> _WHAT TO PRODUCE_: Lines with "Finale": copy each one from the listing below.

> _INPUT RECORDS_:
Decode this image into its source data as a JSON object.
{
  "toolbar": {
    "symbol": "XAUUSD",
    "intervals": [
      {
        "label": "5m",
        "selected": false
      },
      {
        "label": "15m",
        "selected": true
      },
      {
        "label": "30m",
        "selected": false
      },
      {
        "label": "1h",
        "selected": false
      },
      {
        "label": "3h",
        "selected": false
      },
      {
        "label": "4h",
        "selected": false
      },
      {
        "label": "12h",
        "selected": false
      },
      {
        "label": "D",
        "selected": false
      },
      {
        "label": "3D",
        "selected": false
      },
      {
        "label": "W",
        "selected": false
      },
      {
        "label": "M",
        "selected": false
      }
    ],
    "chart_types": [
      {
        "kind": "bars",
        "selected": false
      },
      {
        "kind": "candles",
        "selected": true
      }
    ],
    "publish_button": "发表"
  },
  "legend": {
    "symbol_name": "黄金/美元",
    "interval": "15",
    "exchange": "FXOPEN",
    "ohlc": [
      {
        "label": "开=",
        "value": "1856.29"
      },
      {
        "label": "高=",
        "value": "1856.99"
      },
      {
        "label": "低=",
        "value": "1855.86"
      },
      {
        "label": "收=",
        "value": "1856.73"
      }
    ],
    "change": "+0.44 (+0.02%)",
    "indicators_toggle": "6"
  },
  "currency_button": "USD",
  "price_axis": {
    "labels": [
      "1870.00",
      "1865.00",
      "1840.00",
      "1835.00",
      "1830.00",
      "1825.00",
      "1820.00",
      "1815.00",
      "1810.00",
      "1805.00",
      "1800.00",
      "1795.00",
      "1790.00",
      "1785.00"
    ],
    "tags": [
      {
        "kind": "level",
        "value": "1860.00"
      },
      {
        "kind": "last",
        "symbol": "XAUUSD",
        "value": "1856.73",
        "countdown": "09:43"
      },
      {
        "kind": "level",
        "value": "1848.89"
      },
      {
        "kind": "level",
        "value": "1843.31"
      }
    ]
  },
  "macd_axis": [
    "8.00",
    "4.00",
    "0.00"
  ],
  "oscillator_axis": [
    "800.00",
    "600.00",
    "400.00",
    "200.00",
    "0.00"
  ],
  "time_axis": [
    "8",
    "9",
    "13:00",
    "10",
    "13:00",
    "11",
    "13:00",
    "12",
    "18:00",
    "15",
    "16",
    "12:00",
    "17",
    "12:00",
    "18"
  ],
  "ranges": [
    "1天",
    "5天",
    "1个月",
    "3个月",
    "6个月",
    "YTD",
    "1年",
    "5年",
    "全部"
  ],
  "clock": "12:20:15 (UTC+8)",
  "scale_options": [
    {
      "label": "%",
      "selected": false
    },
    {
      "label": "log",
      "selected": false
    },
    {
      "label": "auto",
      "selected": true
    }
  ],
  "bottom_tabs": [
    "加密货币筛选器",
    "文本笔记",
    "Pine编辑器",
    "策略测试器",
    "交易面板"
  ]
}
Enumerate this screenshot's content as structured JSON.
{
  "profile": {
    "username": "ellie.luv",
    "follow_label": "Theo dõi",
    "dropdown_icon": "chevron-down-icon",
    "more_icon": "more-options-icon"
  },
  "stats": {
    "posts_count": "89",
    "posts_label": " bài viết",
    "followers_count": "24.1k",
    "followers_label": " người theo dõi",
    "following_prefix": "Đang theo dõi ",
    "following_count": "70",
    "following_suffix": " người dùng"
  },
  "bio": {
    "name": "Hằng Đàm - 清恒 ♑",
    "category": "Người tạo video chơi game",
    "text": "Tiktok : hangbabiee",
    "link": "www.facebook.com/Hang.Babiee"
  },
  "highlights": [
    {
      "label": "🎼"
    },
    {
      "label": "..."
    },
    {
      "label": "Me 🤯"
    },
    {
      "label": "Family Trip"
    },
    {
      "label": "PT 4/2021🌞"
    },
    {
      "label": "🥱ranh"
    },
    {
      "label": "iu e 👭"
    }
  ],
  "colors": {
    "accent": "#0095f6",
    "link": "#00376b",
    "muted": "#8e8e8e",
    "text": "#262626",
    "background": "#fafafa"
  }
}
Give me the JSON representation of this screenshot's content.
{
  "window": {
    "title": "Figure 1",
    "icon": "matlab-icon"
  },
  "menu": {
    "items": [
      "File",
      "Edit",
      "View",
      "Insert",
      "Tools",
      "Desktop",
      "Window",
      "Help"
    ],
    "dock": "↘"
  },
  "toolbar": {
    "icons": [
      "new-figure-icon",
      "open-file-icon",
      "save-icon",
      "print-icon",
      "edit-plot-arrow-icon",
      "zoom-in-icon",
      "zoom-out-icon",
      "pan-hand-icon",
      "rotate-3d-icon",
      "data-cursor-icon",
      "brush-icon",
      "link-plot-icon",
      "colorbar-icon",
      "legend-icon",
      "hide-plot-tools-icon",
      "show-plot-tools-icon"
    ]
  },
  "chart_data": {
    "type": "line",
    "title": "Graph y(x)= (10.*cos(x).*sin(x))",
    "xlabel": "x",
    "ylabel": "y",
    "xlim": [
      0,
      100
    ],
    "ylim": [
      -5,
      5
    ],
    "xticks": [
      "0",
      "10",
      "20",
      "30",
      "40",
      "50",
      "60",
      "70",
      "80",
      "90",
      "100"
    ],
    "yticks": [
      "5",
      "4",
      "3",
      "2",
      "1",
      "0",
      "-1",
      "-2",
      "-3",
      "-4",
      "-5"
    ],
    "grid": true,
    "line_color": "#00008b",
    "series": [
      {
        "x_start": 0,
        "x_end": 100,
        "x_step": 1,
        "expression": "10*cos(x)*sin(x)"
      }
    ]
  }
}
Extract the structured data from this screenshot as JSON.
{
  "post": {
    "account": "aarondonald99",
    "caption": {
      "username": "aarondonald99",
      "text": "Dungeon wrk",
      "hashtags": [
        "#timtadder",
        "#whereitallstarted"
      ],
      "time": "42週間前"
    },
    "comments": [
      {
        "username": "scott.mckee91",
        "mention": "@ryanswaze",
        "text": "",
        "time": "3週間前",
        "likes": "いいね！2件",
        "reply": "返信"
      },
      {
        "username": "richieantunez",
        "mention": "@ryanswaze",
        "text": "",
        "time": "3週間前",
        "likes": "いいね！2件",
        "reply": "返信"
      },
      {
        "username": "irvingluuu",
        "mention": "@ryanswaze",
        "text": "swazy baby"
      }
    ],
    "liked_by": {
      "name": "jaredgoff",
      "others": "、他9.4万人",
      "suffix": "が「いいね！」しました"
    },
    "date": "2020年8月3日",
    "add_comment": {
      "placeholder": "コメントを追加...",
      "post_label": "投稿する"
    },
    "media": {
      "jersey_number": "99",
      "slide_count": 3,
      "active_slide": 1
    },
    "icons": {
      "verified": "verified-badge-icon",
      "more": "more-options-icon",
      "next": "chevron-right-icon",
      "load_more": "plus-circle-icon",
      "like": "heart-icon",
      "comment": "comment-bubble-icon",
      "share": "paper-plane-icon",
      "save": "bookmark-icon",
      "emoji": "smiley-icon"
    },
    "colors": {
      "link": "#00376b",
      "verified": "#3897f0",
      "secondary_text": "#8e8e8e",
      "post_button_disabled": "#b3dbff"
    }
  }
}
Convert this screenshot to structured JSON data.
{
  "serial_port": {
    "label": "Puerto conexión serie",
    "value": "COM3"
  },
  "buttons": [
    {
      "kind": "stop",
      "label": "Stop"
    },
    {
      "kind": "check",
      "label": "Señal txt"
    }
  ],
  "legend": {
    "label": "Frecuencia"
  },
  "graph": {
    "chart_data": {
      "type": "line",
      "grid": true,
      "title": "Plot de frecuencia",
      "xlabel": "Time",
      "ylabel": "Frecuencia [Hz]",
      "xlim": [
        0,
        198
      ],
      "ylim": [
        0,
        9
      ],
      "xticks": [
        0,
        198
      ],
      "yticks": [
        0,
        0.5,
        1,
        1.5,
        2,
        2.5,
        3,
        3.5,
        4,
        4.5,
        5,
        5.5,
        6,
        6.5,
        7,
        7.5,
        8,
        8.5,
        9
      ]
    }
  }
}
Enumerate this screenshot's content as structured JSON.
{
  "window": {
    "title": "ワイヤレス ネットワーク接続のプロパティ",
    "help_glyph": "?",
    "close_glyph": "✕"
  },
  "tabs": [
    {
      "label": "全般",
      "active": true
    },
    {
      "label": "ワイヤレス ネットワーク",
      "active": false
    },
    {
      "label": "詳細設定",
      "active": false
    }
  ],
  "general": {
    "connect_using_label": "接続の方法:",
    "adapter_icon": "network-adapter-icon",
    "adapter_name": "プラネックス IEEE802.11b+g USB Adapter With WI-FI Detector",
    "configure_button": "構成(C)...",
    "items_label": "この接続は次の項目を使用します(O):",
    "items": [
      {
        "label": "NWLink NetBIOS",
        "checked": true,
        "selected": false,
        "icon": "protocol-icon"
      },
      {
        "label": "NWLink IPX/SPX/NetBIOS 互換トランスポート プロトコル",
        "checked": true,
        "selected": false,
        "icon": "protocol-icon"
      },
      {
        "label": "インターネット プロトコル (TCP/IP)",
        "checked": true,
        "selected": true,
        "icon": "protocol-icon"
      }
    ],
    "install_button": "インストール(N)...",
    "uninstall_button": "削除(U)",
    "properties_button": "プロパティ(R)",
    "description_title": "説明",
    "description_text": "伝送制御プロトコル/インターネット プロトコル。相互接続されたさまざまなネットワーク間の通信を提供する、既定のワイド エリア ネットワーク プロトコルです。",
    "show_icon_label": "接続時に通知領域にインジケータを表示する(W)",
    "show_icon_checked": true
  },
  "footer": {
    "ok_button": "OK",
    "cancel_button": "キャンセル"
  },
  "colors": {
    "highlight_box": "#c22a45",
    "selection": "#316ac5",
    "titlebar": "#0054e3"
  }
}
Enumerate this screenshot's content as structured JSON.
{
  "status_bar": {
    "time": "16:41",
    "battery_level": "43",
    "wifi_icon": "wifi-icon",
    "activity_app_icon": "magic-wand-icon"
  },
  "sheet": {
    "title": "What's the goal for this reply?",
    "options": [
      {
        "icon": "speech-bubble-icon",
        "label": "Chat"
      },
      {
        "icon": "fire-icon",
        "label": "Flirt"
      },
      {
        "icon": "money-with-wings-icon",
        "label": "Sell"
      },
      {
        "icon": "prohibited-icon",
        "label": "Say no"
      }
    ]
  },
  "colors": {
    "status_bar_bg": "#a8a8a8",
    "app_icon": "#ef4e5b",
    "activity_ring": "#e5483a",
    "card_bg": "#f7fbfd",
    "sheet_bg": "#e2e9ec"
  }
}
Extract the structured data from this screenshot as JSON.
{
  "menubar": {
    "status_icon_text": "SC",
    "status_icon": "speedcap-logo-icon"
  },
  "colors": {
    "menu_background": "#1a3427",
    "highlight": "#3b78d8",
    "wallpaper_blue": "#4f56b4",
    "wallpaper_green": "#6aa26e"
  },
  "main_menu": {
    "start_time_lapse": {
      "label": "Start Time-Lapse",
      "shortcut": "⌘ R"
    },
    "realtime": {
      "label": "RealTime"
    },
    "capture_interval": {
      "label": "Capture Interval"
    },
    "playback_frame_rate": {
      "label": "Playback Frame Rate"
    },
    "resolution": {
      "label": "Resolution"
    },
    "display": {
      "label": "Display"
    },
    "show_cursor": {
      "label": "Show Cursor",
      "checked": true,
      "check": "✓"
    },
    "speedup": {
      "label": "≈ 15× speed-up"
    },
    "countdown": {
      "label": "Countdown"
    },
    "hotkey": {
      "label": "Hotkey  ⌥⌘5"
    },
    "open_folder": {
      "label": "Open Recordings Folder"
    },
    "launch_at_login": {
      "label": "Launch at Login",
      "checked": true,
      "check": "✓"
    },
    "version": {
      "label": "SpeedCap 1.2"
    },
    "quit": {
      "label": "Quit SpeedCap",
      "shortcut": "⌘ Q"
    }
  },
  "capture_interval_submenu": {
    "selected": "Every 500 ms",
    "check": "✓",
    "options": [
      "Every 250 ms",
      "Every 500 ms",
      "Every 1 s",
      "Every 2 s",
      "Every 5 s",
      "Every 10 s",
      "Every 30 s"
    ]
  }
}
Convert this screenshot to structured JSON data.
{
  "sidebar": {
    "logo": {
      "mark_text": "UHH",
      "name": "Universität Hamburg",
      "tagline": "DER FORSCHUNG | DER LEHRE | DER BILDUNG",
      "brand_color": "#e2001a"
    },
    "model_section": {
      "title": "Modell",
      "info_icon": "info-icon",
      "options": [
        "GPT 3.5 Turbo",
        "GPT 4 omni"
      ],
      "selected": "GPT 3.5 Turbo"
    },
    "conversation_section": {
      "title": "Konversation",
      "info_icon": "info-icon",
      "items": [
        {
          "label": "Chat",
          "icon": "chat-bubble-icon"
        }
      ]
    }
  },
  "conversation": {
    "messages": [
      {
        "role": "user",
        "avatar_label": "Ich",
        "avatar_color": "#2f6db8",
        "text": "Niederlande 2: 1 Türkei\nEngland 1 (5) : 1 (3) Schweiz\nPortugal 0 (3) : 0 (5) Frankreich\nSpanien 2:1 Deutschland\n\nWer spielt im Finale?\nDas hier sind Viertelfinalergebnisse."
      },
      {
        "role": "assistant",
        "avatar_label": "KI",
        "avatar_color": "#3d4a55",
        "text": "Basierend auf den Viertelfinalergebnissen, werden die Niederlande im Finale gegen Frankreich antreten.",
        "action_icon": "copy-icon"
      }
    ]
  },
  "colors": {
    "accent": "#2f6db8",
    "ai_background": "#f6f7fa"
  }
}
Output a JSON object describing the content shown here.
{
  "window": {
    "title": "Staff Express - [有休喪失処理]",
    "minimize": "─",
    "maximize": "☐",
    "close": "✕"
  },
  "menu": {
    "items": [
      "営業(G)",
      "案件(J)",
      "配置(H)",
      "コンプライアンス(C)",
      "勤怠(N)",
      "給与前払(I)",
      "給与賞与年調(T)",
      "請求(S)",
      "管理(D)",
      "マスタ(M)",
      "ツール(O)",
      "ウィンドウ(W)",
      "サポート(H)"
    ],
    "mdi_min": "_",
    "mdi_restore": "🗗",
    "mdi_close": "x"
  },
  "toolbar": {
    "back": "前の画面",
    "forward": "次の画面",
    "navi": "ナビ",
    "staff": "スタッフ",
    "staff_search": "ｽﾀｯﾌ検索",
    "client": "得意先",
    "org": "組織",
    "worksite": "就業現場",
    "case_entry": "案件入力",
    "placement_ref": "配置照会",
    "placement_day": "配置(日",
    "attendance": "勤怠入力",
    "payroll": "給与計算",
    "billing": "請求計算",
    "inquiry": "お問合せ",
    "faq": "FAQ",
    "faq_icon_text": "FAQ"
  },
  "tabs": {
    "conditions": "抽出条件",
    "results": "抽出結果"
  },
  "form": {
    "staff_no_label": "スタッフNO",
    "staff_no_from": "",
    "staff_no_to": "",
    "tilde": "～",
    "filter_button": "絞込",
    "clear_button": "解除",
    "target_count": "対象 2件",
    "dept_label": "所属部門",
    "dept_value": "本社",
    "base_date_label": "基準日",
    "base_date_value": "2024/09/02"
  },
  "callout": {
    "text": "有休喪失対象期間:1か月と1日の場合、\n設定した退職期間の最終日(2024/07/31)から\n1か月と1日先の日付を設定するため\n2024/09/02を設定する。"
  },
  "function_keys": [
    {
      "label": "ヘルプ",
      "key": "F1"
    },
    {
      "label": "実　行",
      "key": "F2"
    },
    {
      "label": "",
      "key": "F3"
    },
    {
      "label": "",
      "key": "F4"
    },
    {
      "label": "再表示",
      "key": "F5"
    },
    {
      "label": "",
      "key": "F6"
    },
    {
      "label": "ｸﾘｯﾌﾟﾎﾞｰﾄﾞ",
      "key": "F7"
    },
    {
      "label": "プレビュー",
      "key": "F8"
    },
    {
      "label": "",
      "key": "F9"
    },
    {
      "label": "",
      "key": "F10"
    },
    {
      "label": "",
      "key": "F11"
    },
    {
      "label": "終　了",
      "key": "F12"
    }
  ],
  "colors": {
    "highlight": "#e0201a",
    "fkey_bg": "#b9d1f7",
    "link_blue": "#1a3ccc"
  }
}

> _ANSWER SECTION_:
        "text": "Niederlande 2: 1 Türkei\nEngland 1 (5) : 1 (3) Schweiz\nPortugal 0 (3) : 0 (5) Frankreich\nSpanien 2:1 Deutschland\n\nWer spielt im Finale?\nDas hier sind Viertelfinalergebnisse."
        "text": "Basierend auf den Viertelfinalergebnissen, werden die Niederlande im Finale gegen Frankreich antreten.",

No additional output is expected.